The Rosatom chief cited the example of China, India, Bangladesh and the Central Asian nations to show how these countries have adopted nuclear energy as an essential part of the development strategy and are concentrating on “when and where” to build their future NPPs which normally have a life span ranging from 60 to 100 years.  

Noting that global leaders are taking action, as was seen at the recent COP26 climate change meet, Likhachev also said: “What the Global Impact Conference reveals is that you don’t need to be a President or CEO to make a huge positive impact. Our expert speakers clearly showed that leadership is being democratised. The right combination of skills and ideas can change the world through many small steps.” 

More than 40 experts from 30 countries took part in the conference, including government officials, international organizations, corporations, NGOs, development institutions and local expert communities. A separate portion of the conference was dedicated to youth environmental, social, and governance (ESG) initiatives. 

Speakers presented projects that put sustainable development goals into practice and addressed topics. These included themes such as climate change, renewable energy and clean technologies, as well as socially transformative investments. Participants also looked at the issues of the digital divide and gender inequality, universal access to education, clean water, and sanitation, as well as the reduction of poverty and hunger. 

The main theme of GIC 2021 was the importance of trust and partnership in response to today’s challenges. Participants presented tools for preserving the planet’s biodiversity, concepts for cities of the future, and a programme to support overall living standards. A collection of more than 50 successful cases and effective international best practices in the field of sustainable development were assessed. 

Another major theme of the conference was the role of youth in sustainable transformation of the world. “Despite their tender age, these days young people are vigorous, ever-ready to take responsibility and actively search for solutions to global challenges. It means that we are open to a dialogue and eager to work together on our global strategy and to deliver a joint impact on the future. Therefore, I believe, it would be a sound and timely resolution of this conference to establish an international youth advisory council Impact Team 2050”, Likhachev said.  

A Rosatom statement said the Impact Team 2050 will introduce its youth vision for the future of the green agenda, promote and foster youth-driven sustainable solutions from around the globe and prepare recommendations to make the labour market better focused on the youth demands.  
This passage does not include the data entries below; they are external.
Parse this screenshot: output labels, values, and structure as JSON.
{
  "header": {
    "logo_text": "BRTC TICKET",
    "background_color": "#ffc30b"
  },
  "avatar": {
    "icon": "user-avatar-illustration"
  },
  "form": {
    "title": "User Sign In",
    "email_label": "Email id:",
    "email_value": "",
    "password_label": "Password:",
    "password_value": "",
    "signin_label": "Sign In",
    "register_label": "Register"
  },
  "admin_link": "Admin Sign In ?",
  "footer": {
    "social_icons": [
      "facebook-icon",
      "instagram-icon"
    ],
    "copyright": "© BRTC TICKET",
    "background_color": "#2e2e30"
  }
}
The First Impact Team 2050 Meeting will be held in Sochi, Russia in 2022, the statement added, inviting young people to become a part of the Impact Team 2050 on before March 1, 2022.